Experts claim that a net-zero target is needed to keep the world in line with the Paris Agreement’s goal of a global temperature limited to 1.5C above pre-industrial levels.
Miliband was speaking to edie following a high-profile panel debate he was involved in to discuss progress in the decade since the UK’s 2008 Climate Change Act – the world-leading target which legally binds the UK to emissions reductions by at least 80% from 1990 levels by 2050.
The Labour MP for Doncaster North – who was lauded for his role as DECC Secretary when that 80% target was introduced – claimed during the debate that the Act has been “ahead of its time”, but admitted this was no longer the case as other countries had pushed forward with greater ambition.
Indeed, just this week, EU negotiators struck a deal which agreed to aim for a net-zero carbon economy “as early as possible”.
Miliband said that a net-zero emissions economy should form part of a ‘Triple Z’ policy suite; also consisting of a zero-carbon vehicles goal ahead of the proposed 2040 target, and a return of the axed zero-carbon homes policy, “as soon as possible”.
Other panellists at the event, organised by Policy Exchange, included Minister Perry, Lib Dem peer Baroness Featherstone and Chris Stark, chief executive of the CCC, which will publish its annual report next week detailing how the UK is progressing towards its legally binding targets.
Currently, UK emissions are down 41% from 1990 levels thanks in part to major reductions in the power industry caused by a phase-out of coal-fired power generation.
Stark hinted that his organisation’s impending document would spell out the need for work in the areas of buildings, agriculture and transport - the latter of which last year overtook power as the UK's most emitting sector.
The Government's Fifth Carbon Budget, covering 2028 to 2032, agrees to reduce emissions by an average of 57% on 1990 levels over the period.
During the panel debate, Perry attempted to alleviate longstanding concerns that the UK will miss its Fourth and Fifth Carbon Budgets in the 2020s and 2030s, citing policy measures set out in the recent Clean Growth Strategy and support from other governmental departments on climate action.
Perry said: “I think cross-government support is becoming much easier, because what everyone has realised is that deep decarbonisation and economic growth are no longer opposing objectives. The green economy is growing far faster than the traditional economy. Crucially, the workforce of the future wants to work for companies that are doing the right thing and growing in a sustainable way with a lighter footprint and innovating and creating solutions for the planet.

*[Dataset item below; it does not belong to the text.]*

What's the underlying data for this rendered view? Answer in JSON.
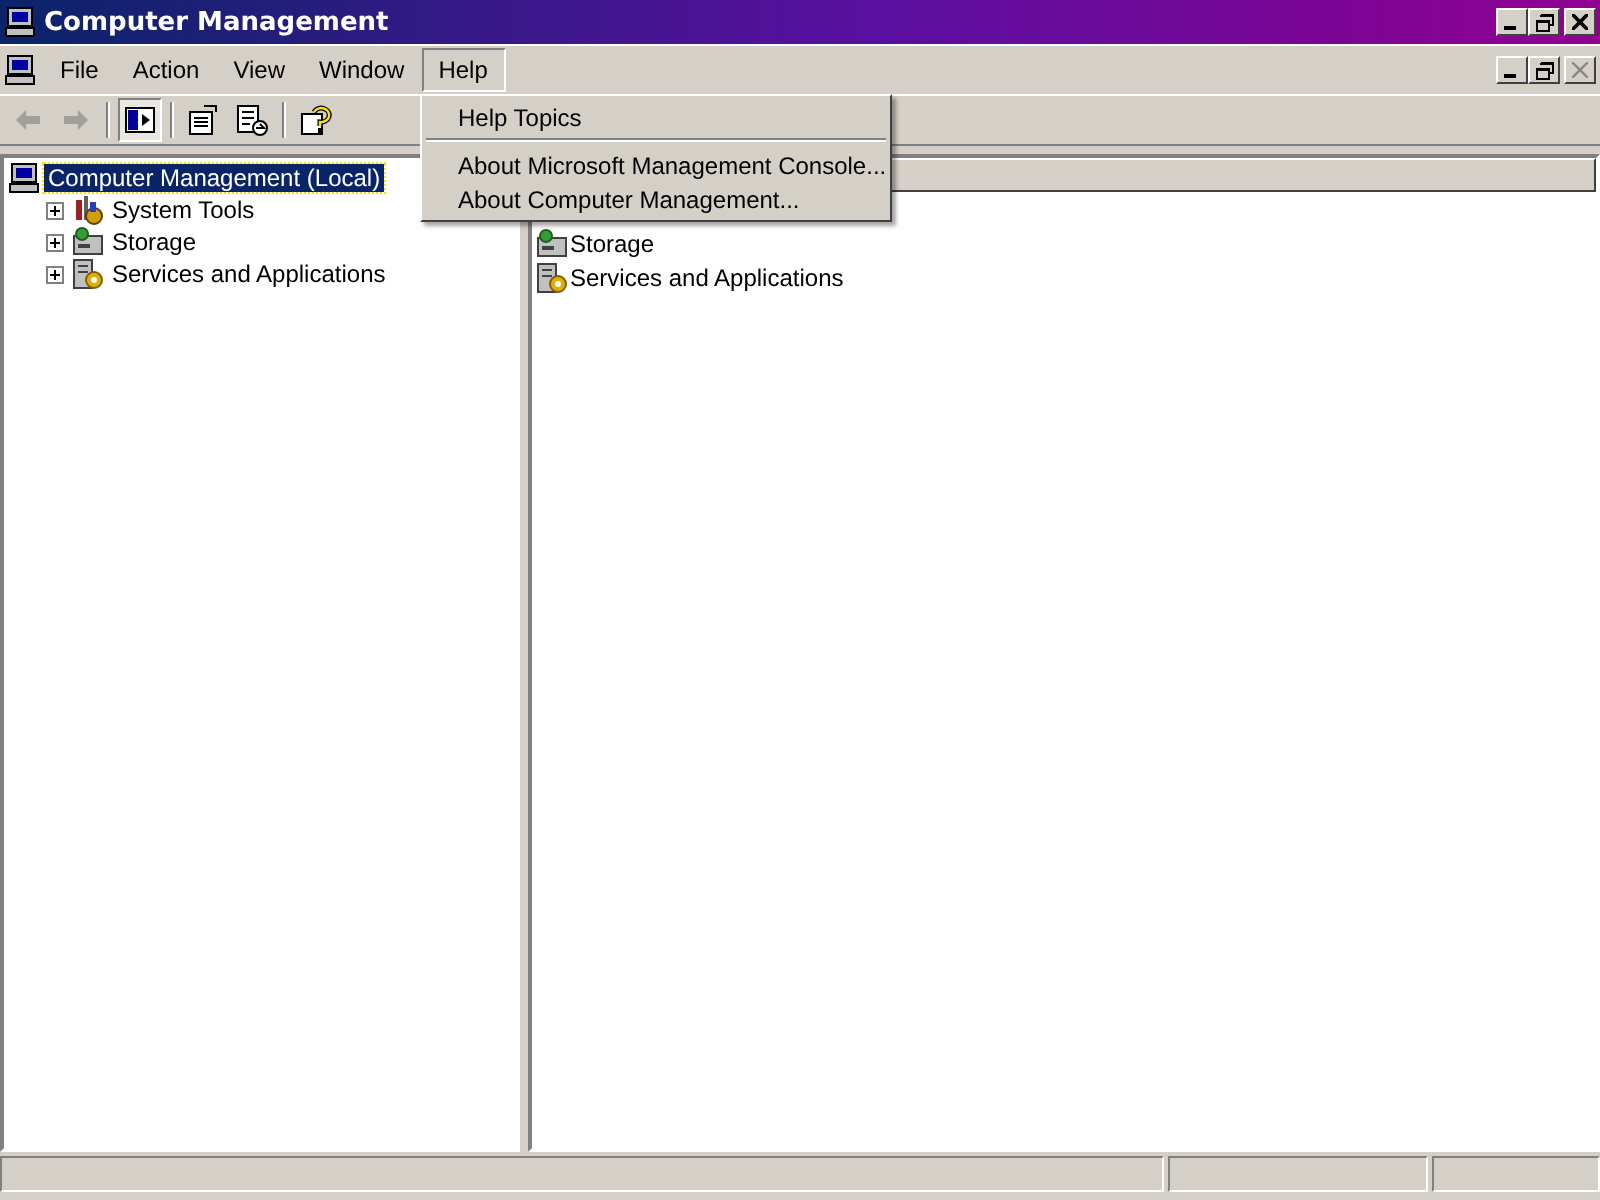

“It has become an absolute win-win. So whether you are sitting around the Cabinet table thinking about your portfolio, the one thing you know you need is a strong growing economy to fund your particular service area and people can see the opportunities for the UK in this space.”